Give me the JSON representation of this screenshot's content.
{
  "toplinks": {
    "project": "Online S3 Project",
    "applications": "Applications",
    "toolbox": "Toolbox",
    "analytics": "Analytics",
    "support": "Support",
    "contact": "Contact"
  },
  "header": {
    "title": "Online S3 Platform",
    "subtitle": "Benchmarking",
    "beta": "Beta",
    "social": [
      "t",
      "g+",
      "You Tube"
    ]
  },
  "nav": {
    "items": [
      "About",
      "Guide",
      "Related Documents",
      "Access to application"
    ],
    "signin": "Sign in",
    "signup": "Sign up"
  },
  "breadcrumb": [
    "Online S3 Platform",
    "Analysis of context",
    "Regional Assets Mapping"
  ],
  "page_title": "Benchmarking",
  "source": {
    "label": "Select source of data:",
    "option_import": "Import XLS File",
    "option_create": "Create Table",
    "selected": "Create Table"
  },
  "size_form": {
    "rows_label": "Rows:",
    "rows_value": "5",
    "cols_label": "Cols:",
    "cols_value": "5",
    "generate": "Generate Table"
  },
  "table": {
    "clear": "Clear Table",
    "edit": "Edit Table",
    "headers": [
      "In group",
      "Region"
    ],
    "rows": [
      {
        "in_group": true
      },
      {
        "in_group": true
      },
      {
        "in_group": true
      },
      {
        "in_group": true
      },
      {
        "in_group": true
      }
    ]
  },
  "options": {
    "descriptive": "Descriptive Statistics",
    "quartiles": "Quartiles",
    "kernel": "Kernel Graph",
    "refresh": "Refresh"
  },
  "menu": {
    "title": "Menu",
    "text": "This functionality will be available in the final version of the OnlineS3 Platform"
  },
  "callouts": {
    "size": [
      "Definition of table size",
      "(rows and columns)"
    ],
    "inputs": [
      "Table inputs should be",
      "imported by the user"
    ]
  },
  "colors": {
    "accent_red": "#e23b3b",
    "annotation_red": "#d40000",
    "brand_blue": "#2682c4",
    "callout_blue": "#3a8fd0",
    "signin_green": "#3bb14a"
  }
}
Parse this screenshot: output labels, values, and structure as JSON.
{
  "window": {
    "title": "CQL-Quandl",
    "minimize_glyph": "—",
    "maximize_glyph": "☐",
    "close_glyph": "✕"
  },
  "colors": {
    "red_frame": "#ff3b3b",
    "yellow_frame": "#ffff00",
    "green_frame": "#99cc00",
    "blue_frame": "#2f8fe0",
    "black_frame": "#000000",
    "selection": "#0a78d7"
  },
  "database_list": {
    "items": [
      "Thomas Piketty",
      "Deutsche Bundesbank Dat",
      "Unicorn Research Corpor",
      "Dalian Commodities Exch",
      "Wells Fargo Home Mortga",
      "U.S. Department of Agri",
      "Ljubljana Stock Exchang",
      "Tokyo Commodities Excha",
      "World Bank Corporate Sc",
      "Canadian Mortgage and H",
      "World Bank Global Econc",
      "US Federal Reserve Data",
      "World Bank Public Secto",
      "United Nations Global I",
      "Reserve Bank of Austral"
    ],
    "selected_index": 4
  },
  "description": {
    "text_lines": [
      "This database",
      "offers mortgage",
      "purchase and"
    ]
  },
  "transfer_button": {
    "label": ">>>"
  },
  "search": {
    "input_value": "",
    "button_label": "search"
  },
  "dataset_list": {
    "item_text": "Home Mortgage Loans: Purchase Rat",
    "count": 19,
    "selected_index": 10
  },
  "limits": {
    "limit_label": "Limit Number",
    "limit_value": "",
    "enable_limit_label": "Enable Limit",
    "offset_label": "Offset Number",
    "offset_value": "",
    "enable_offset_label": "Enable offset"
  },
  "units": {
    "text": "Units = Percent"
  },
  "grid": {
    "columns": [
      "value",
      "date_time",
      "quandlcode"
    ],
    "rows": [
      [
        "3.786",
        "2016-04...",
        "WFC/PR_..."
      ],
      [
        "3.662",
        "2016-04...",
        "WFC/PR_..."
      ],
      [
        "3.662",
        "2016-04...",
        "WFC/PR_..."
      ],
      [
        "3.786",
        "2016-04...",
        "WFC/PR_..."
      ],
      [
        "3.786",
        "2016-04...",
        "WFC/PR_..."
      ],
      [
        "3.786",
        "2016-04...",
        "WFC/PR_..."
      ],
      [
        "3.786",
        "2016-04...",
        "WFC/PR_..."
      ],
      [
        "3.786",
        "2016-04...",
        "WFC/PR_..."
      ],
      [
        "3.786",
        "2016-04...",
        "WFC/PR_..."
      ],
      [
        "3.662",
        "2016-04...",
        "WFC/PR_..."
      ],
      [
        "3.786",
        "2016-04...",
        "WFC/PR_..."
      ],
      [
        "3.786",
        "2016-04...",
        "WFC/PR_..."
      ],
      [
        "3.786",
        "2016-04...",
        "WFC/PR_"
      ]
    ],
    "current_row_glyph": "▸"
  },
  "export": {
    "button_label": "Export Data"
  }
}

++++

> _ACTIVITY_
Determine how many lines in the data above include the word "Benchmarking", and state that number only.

> _ANSWER FOR THIS EXERCISE_
2